Separation is when you and your ex—you can either be married or common‑law—decide to live apart. If you’re married, being separated doesn’t mean your marriage has ended. A divorce is when a court officially ends your marriage.
How do you “legally” separate in Ontario? Here are some tips to guide you through the process.
What does “separate and apart” mean?
You are legally separated as soon as you and your ex are living “separate and apart.” This could mean either:
- Each person lives in their own place.
- Both people live in the same house but have separate rooms, meals and finances.
People who separate often make an agreement to set out what their rights and responsibilities are after separating.
It’s important that:

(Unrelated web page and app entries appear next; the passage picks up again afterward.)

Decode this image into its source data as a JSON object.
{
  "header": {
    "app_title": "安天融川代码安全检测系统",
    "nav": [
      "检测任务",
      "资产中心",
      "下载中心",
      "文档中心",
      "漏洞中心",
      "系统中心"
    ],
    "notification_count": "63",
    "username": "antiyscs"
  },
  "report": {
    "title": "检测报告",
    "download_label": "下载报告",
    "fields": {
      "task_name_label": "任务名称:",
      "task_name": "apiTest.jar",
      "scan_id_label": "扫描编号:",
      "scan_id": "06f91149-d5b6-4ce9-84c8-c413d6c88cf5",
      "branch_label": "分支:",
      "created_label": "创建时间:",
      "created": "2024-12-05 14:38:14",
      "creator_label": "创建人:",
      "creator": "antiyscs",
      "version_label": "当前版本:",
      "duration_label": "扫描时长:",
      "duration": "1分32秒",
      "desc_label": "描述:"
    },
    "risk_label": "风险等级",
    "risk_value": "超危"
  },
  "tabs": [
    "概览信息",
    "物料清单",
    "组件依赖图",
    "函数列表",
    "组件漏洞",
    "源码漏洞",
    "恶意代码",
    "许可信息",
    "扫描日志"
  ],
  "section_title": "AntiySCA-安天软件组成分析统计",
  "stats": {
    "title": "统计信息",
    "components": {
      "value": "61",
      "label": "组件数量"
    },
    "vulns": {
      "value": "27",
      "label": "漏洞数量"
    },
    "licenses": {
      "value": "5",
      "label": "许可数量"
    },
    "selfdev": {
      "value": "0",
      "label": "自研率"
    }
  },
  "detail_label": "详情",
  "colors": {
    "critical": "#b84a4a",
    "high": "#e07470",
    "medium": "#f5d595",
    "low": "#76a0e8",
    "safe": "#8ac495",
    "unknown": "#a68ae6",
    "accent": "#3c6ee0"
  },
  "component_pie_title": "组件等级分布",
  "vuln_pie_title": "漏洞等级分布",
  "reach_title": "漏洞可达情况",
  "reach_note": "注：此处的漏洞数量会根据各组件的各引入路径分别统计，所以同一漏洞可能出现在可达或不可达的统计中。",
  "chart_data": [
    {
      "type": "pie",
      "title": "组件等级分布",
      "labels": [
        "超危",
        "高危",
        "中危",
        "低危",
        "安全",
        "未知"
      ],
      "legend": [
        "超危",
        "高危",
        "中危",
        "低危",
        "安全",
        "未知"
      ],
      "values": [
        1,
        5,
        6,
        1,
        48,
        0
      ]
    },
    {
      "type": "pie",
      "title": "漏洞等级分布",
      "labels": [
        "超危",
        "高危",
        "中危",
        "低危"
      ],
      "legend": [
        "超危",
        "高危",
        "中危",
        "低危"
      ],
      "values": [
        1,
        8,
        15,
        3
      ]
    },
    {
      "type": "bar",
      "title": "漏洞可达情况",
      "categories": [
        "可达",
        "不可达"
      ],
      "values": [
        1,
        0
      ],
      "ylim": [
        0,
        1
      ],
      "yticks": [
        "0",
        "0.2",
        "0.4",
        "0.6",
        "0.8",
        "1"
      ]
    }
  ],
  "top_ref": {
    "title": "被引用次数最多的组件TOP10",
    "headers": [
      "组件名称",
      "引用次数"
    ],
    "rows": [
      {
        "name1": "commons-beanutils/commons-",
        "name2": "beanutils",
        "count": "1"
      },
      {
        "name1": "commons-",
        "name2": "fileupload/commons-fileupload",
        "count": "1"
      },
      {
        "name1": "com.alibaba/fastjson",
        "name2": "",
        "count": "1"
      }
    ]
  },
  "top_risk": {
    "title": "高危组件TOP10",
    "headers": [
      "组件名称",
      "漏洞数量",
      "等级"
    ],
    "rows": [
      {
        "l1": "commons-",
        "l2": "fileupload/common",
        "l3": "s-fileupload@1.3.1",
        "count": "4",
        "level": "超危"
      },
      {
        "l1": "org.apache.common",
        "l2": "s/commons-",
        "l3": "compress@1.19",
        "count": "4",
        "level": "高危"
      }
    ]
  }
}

- you both understand the agreement
- the agreement is fair
- you share complete and honest financial information
You must also consider these issues:
- Do you have financially dependent children?
- Who has the main responsibility for deciding matters of health, education and welfare?
- Who has custody?
- Who will the child mainly live with?
- What’s the visitation and vacation schedules?
- Who is paying child support? How much? How often?
- Are there any special expenses such as daycare costs?
- What are you doing with the home?
- Do you or your ex get any specific items?
- What happens to shared debts and assets?
- What happens to your pension and life insurance?
- Is one person paying spousal support?
- How much spousal support will be paid and how often?
- When will the payments stop?
- What are the tax implications?
TIP: Visit Child support table look-up
How do you make a separation agreement legally binding?
- Create a separation agreement, making sure you cover the issues listed above that are applicable to you.
- While you can draft your own separation agreement, before you sign it, you should have a lawyer review it .This is called independent legal advice. Some lawyers may only charge you for reviewing the agreement. You should ask a lawyer if they offer unbundled services and what they will charge for a review.
- Sign the agreement in front of a witness (who will also sign).
How to enforce the support part of the agreement
- Complete Form 26B: Affidavit for Filing Domestic Contract or Paternity Agreement.
Need help to complete this form? Visit StepstoJustice.ca and use the Guided Pathways tool.
- Take your agreement and Form 26B to a family courthouse to put into your court file with the clerk at the court counter. There are no filing fees for this.